Information |
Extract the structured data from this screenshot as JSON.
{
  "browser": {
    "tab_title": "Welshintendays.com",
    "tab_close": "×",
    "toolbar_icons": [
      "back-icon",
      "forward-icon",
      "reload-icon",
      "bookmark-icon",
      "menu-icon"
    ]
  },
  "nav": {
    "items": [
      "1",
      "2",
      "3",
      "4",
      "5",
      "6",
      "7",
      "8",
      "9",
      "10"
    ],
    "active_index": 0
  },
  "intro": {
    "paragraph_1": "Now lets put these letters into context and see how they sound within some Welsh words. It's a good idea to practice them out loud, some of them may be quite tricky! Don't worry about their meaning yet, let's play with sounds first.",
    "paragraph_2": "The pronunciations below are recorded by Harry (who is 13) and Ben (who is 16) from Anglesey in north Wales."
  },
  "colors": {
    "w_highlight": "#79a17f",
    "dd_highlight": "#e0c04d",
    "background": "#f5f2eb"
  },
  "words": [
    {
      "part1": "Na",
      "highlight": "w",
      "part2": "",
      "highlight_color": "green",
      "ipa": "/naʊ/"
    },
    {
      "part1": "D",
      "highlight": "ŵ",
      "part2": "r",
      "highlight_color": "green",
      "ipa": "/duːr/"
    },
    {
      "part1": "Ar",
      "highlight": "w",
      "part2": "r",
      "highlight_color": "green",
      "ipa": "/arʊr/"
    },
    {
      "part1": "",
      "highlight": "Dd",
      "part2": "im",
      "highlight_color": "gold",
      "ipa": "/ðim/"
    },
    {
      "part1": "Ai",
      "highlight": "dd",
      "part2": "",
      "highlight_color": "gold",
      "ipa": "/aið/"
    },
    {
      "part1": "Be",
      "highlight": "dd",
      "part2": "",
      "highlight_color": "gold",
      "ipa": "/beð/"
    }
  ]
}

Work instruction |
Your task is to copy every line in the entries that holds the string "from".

Task solution |
Extract the structured data from this screenshot as JSON.
    "paragraph_2": "The pronunciations below are recorded by Harry (who is 13) and Ben (who is 16) from Anglesey in north Wales."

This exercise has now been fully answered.